Once this is done the Chrome Web Store should show the new collection thats just waiting for your new app.

Creating the the App.

A Chrome Web Store app is nothing more than a set of editable files called a manifest which can be created manually if you are fully conversant with JSON and fancy a challenge. Fortunately there is an easier way.

Install the Chrome App Builder app from the webstore.

Once launched the inputs are fairly self explanatory and include the URL of the site you wish to embed as well as various presentation options.  As you select each option the top half of the screen gives you some idea what the resulting app will look like.

Finally the  Export button creates a set of files that can be found in the local Downloads area within the /Export folder.

Once loaded Select Launch.
You can test the app out before publishing by going to chrome://extensions/, checking in Developer Mode and selecting Load Unpacked Extension.
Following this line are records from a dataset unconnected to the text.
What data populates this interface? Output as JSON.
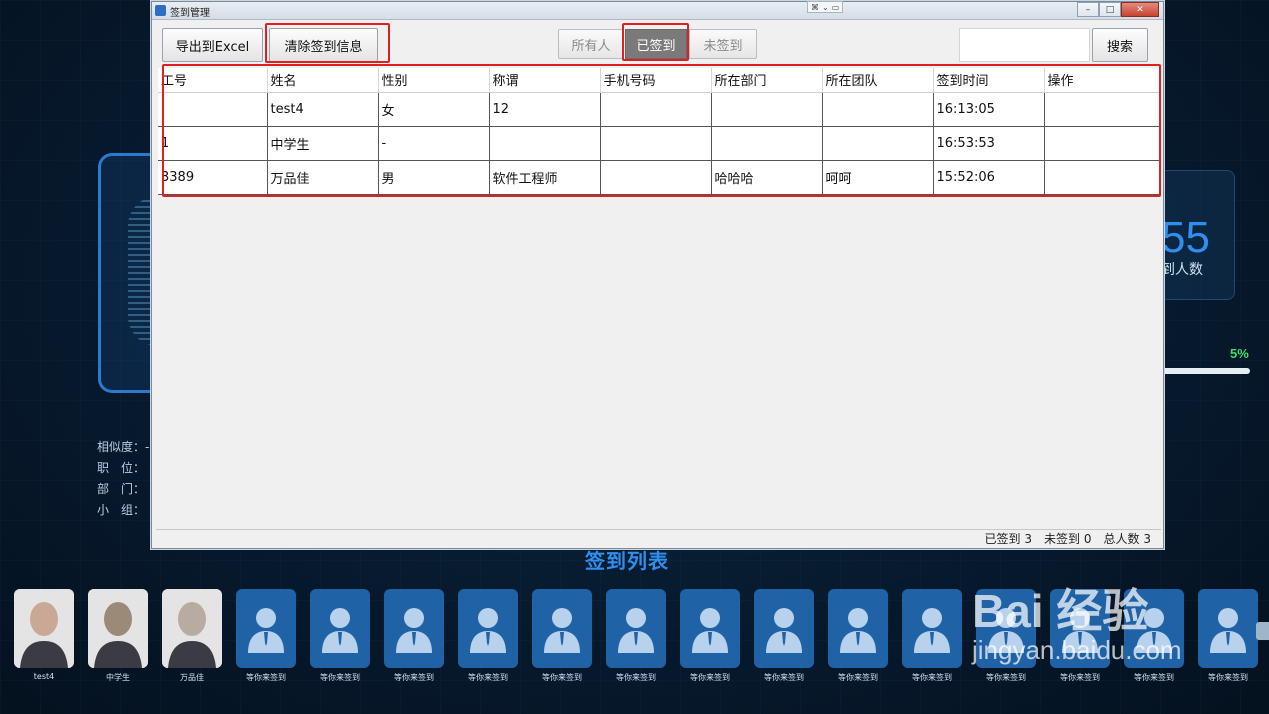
{
  "background": {
    "stat": {
      "value": "55",
      "label": "到人数"
    },
    "progress": {
      "percent_label": "5%",
      "fraction": 0.05
    },
    "info_fields": [
      {
        "label": "相似度：",
        "value": "-"
      },
      {
        "label": "职　位：",
        "value": ""
      },
      {
        "label": "部　门：",
        "value": ""
      },
      {
        "label": "小　组：",
        "value": ""
      }
    ],
    "list_title": "签到列表",
    "avatars": [
      {
        "caption": "test4",
        "type": "photo"
      },
      {
        "caption": "中学生",
        "type": "photo"
      },
      {
        "caption": "万品佳",
        "type": "photo"
      },
      {
        "caption": "等你来签到",
        "type": "placeholder"
      },
      {
        "caption": "等你来签到",
        "type": "placeholder"
      },
      {
        "caption": "等你来签到",
        "type": "placeholder"
      },
      {
        "caption": "等你来签到",
        "type": "placeholder"
      },
      {
        "caption": "等你来签到",
        "type": "placeholder"
      },
      {
        "caption": "等你来签到",
        "type": "placeholder"
      },
      {
        "caption": "等你来签到",
        "type": "placeholder"
      },
      {
        "caption": "等你来签到",
        "type": "placeholder"
      },
      {
        "caption": "等你来签到",
        "type": "placeholder"
      },
      {
        "caption": "等你来签到",
        "type": "placeholder"
      },
      {
        "caption": "等你来签到",
        "type": "placeholder"
      },
      {
        "caption": "等你来签到",
        "type": "placeholder"
      },
      {
        "caption": "等你来签到",
        "type": "placeholder"
      },
      {
        "caption": "等你来签到",
        "type": "placeholder"
      }
    ],
    "watermark": {
      "brand": "Bai 经验",
      "url": "jingyan.baidu.com"
    }
  },
  "window": {
    "title": "签到管理",
    "toolbar": {
      "export_label": "导出到Excel",
      "clear_label": "清除签到信息",
      "filter_all": "所有人",
      "filter_signed": "已签到",
      "filter_unsigned": "未签到",
      "search_value": "",
      "search_label": "搜索"
    },
    "table": {
      "columns": [
        "工号",
        "姓名",
        "性别",
        "称谓",
        "手机号码",
        "所在部门",
        "所在团队",
        "签到时间",
        "操作"
      ],
      "rows": [
        [
          "",
          "test4",
          "女",
          "12",
          "",
          "",
          "",
          "16:13:05",
          ""
        ],
        [
          "1",
          "中学生",
          "-",
          "",
          "",
          "",
          "",
          "16:53:53",
          ""
        ],
        [
          "3389",
          "万品佳",
          "男",
          "软件工程师",
          "",
          "哈哈哈",
          "呵呵",
          "15:52:06",
          ""
        ]
      ]
    },
    "status": {
      "signed_label": "已签到",
      "signed_count": "3",
      "unsigned_label": "未签到",
      "unsigned_count": "0",
      "total_label": "总人数",
      "total_count": "3"
    }
  },
  "colors": {
    "accent_blue": "#2f8ff0",
    "progress_green": "#3ddc6a",
    "highlight_red": "#e02020",
    "avatar_blue": "#1f62a6"
  }
}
Point the dialog at the unzipped Export folder

Publishing the App.

Your new app is almost ready to publish, you just need a few more graphics files and some information for the Chrome Web Store page.
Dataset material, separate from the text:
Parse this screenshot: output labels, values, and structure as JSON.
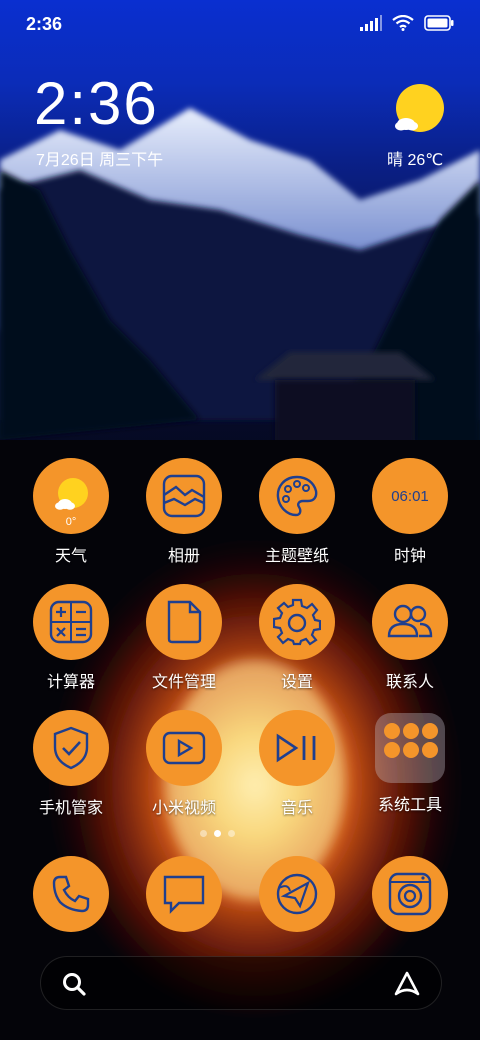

Sign in to the Chrome developer dashboard  (above) . Add a new item and upload your app as a zip file.

Since you’ll be using a Chromebook just highlight the Export folder in the right hand pane, right mouse click and select zip selection. This will create an archive called at the same level.

Select this to upload.

At this stage you’ll be presented with a dialog that has been populated with information from the app manifest.  Just a few fields need updating and some of these are mandatory so don’t try skipping this bit.

Detailed description - Focus on explaining what the item does and why users should install it.

Icon - You’ll want to replace the default icon with something more appropriate. It needs to be a 128 X 128 pixel graphics files. I used .png for this example.

Screenshots - up to five screen shots to give users some idea of the function of the app.
Provide at least one at either 1,280 x 800 or 640 x 400 pixels.

Promotional Tile Image - Another Chrome Store image. Only the small tile at 440 x 280 pixels is mandatory.

There are plenty of other options but Visibility is only one thats important in this situation.

Select Unlisted to publish your app to the <your school domain> private collection.

There’s nothing stopping you publishing your apps to the main Chrome Store. You just need to pay Google a one-off developer registration fee of $5.00 for the privilege.

OK we are now good to go. Press the Publish Changes button and you should see banner to the effect that your apps has been published.

At this point go and make a coffee and when you get back you should see the new app in the collection.

You’ll now be able to manage the link from the console like any other app including pinning to the shelf.

Have a go. It's a lot easier than it sounds.